Tuesday, November 30, 2010

On Speculative Poetry: It's the city in drag.

Monday, November 22, 2010

On Bluets:

I picked up Maggie Nelson’s Bluets. As in, I picked it up in a bookstore, flipped through a few pages, became snagged. Then, I walked to the café end of the bookstore, ordered coffee, found a table, read a few more pages, and then, after reading this passage:

As I collected blues for this project—in folders, in boxes, in notebooks, in memory—I imagined creating a blue tome, an encyclopedic compendium of blue observations, thoughts, and facts. But as I lay out my colletion now, what strikes me most is its anemia—an anemia that seems to stand in direct proportion to my zeal. I thought I had collected enough blue to build a mountain, albeit one of detritus. But it seems to me now as if I have stumbled upon a pile of thin blue gels scattered on the stage long after th show has come and gone; the set, striked

I walked promptly to the cash register and bought the book. On the train, I finished the slim volume and then began again. It’s a book of lyric essays that are meditations on blue, blue in all its historical, religious and cultural radiations, and the author’s own struggle with depression and loss. Its agility to move between her own personal travails and her scholarship reminds me of Anne Carson’s Glass Essay, the piece where Carson movingly writes about Charlotte Bronte’s life and her own heartbreak. Bluets is a lyric study on perceptions of color, beauty, eros and love. But also, the book is about the act of searching; her process of researching blue becomes an act of passion itself, from the blue curios she examines, to ransacking her own memories of her ex-lover, to reading about saints who gouge out their blue eyes, to her small surprised encounters with blue.

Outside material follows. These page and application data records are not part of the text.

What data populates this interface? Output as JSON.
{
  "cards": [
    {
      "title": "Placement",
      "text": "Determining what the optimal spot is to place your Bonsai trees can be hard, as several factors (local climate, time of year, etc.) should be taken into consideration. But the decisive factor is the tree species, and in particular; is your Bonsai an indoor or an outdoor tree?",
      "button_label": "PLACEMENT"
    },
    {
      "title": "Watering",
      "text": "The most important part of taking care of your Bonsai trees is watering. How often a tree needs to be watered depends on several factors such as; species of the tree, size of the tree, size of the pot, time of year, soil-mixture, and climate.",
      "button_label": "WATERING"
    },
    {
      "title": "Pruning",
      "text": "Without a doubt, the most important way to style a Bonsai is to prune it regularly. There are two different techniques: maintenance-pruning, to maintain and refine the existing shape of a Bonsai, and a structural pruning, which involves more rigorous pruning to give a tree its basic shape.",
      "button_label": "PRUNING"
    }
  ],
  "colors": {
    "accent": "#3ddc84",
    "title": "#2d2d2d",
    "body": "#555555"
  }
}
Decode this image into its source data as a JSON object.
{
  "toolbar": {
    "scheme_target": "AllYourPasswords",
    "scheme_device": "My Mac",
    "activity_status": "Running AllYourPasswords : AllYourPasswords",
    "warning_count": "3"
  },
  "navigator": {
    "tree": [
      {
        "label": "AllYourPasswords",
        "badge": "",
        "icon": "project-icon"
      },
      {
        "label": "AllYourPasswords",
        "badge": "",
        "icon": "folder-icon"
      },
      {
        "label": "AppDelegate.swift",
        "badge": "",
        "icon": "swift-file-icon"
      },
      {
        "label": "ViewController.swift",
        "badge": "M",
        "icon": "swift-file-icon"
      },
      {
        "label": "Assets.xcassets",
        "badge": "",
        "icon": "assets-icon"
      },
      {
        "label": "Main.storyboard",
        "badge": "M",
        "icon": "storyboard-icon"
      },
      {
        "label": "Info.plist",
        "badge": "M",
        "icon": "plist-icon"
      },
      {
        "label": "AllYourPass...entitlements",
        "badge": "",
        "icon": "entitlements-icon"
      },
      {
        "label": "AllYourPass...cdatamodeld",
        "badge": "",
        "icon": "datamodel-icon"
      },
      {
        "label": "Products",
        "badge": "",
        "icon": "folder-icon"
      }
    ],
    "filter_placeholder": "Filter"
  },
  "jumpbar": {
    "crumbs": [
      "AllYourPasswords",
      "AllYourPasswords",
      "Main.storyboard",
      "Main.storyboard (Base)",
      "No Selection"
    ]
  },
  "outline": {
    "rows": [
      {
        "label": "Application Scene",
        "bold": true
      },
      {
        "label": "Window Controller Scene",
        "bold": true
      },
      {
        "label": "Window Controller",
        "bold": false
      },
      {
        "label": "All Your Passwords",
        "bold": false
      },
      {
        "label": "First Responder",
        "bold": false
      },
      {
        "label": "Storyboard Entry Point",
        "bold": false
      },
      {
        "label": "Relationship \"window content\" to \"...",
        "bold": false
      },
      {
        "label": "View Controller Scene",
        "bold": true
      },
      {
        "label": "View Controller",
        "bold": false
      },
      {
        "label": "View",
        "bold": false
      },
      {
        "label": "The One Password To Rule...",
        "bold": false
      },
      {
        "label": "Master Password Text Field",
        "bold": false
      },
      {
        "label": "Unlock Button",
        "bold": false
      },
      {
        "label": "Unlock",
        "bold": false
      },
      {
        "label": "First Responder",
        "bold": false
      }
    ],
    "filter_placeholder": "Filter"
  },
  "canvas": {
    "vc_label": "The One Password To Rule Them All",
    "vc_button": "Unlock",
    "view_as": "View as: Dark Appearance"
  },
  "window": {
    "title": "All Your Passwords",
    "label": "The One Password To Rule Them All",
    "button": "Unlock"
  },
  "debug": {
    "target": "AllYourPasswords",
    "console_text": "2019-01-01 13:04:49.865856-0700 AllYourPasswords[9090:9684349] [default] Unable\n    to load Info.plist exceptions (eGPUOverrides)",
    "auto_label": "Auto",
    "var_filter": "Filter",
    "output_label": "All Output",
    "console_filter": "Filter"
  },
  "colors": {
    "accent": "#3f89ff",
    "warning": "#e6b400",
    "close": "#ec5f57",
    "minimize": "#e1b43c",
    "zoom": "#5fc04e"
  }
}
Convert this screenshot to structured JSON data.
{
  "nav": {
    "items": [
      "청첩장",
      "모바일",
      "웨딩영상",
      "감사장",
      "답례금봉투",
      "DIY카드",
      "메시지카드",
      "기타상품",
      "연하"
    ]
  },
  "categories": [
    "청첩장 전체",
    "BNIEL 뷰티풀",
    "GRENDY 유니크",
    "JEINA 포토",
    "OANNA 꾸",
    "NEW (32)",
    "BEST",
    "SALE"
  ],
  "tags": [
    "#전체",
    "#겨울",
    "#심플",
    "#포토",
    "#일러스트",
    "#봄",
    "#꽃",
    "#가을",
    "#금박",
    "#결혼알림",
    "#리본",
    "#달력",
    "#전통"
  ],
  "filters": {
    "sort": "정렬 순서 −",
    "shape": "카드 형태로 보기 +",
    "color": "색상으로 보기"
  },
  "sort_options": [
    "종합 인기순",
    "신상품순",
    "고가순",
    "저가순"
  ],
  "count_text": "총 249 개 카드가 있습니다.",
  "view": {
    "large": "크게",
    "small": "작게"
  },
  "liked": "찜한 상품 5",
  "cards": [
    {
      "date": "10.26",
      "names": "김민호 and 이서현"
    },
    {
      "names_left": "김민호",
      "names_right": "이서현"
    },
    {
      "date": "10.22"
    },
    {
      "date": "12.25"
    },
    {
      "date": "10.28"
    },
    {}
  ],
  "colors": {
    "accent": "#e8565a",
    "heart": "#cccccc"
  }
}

There’s a kind of collector’s quality to Nelson’s writing in the way she amasses blue encounters, which leads me to Benjamin’s quote about the collector:

“Among children, collecting is only one process of renewal; other processes are the painting of objects, the cutting out of figures, the application fo decals…the renew the old world—that is the collector’s deepest desire when he is driven to acquire new things.”

And this--

“Thus there is in the life of a collector a dialectical tensions between the poles of disorder and order. Naturally, his existence is tied to many other things as well: to a very mysterious relationship to ownership, something about which we shall have more to say later; also, to a relationship to objects which does not emphasize their functional value—but studies as loves them as the scene, the stage, of their fate.”

which aligns with Nelson’s approach towards the color blue, a color that she seems to study as scene, stage, fate. Lyric poems that focus in on the personal lived experience can often feel myopically self-absorbed but Nelson’s Bluets is a gift that must be shared.

Sunday, November 21, 2010

I might write a personal essay about the music I listened to when I was teenager in LA. I began tentative research (more an excuse to tumble my way down the nostalgia rabbit hole) and came across live footage of bands that played at my favorite scrappy under-age club, Jabberjaw, that’s now defunct.

Jabberjaw was a godsend for lonely, music-starved teenagers who couldn’t get into the 21 and over clubs. It cost five dollars to get in. They only served coffee and sodas and no one gave you attitude at the door. It was an especially welcoming—if grotty—place for geeky sixteen year olds. They had some great bands come and play during the 90’s: Unwound, Bikini Kill, Jon Spencer Blues Explosion, The Gits, etc.

Here’s Bratmobile playing at Jabberjaw: